- Working time (including overtime) for all workers who have not opted-out does not exceed 48 hours per week on average; and
- The limits on night work have been complied with.
Records must be kept for two years from the date on which they were made. There is no requirement to keep records in relation to rest breaks and rest periods.
The Regulations do not specify what format records have to take. Guidance published by the Health and Safety Executive states that employers don’t necessarily have to create records specifically for the purposes of showing compliance with the Working Time Regulations. It may, therefore, be possible to use existing records maintained for other purposes such as pay.

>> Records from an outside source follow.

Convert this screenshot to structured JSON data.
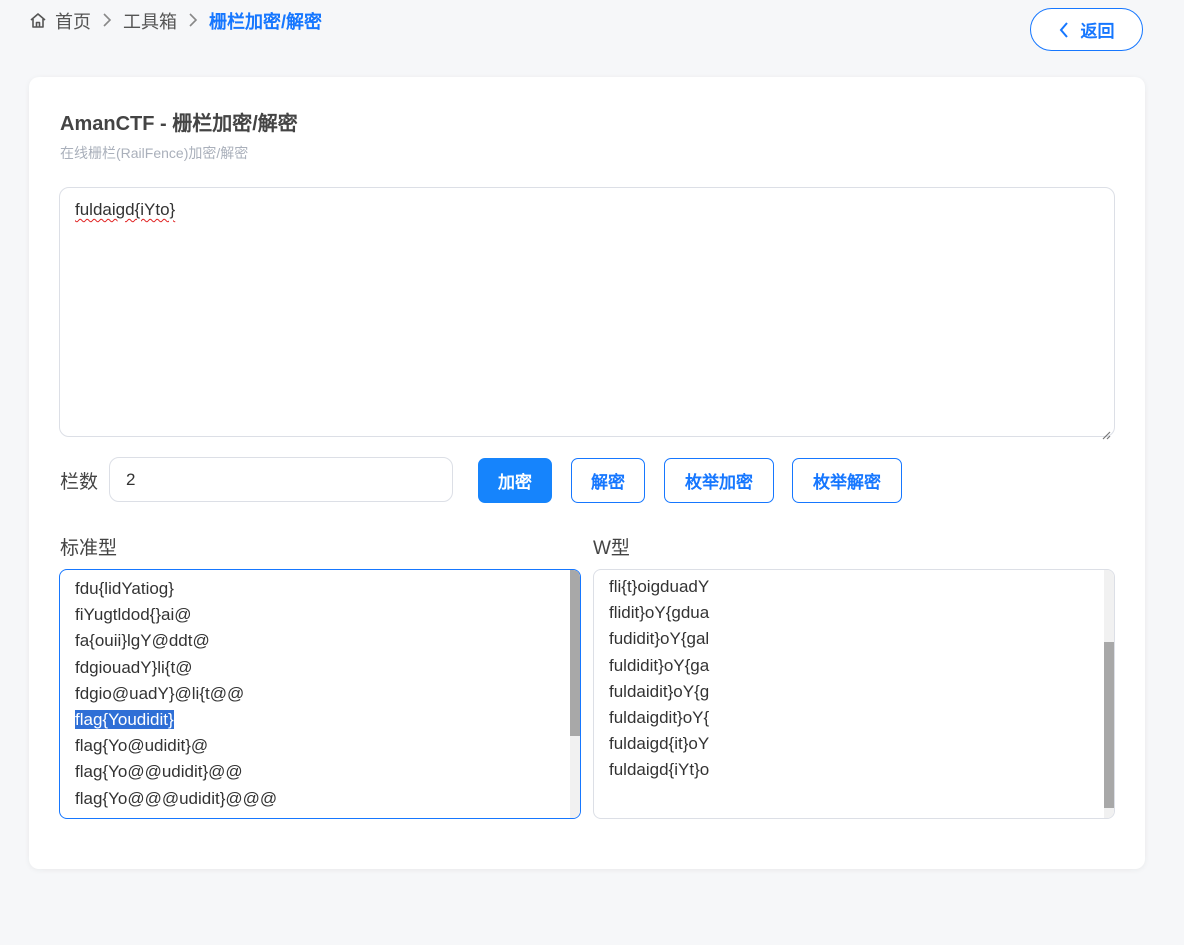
{
  "breadcrumb": {
    "home": "首页",
    "toolbox": "工具箱",
    "current": "栅栏加密/解密"
  },
  "back_button": {
    "label": "返回"
  },
  "card": {
    "title": "AmanCTF - 栅栏加密/解密",
    "subtitle": "在线栅栏(RailFence)加密/解密"
  },
  "input": {
    "value": "fuldaigd{iYto}"
  },
  "rails": {
    "label": "栏数",
    "value": "2"
  },
  "buttons": {
    "encrypt": "加密",
    "decrypt": "解密",
    "enum_encrypt": "枚举加密",
    "enum_decrypt": "枚举解密"
  },
  "standard": {
    "label": "标准型",
    "lines": [
      "fdu{lidYatiog}",
      "fiYugtldod{}ai@",
      "fa{ouii}lgY@ddt@",
      "fdgiouadY}li{t@",
      "fdgio@uadY}@li{t@@",
      "flag{Youdidit}",
      "flag{Yo@udidit}@",
      "flag{Yo@@udidit}@@",
      "flag{Yo@@@udidit}@@@"
    ],
    "selected_line": "flag{Youdidit}"
  },
  "w_type": {
    "label": "W型",
    "lines": [
      "fli{t}oigduadY",
      "flidit}oY{gdua",
      "fudidit}oY{gal",
      "fuldidit}oY{ga",
      "fuldaidit}oY{g",
      "fuldaigdit}oY{",
      "fuldaigd{it}oY",
      "fuldaigd{iYt}o"
    ]
  },
  "icons": {
    "home": "home-icon",
    "breadcrumb_separator": "chevron-right-icon",
    "back": "chevron-left-icon",
    "resize": "resize-grip-icon"
  },
  "colors": {
    "accent": "#1677ff",
    "primary_button": "#1684fc",
    "selection": "#2f6fd6",
    "page_bg": "#f6f7f9"
  }
}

There is also an obligation to keep up-to-date records of all workers who have signed agreements opting-out of the 48-hour maximum working week. This could be a list of the relevant workers’ names together with copies of the signed opt-out agreements. There is, however, no need to keep records of the hours actually worked by these workers.
Do the Regulations go far enough?
The Advocate General has recently given his opinion in a Spanish working time case called Federación de Servicios de Comisiones Obreras v Deutsche Bank SAE. If this opinion is followed by the European Court of Justice it will cast doubt on whether the Regulations go far enough to comply with the requirements of the Working Time Directive.
In the case, Spanish trade unions brought an action against Deutsche Bank seeking a declaration that the bank was required to set up a system recording the actual number of hours worked each day by its full-time employees. The bank’s position was that there was no such obligation under Spanish law, only an obligation to record overtime hours.
The Advocate General ruled that the Working Time Directive requires employers to set up a system for recording the actual number of hours worked each day for workers who have not expressly agreed to work overtime. Without a system for measuring the number of hours worked, there can be no guarantee that all the limits laid down by the Directive (in relation to maximum weekly working time, rest breaks, daily and weekly rest periods etc.) will actually be observed or that workers will be able to exercise their rights. Member states would be free to determine the required method of recording working hours.
The opinion of the Advocate General is only advisory and, although followed in the majority of cases, is not legally binding on the ECJ. This blog will be updated when we have a decision from the court.
On February 4, 2019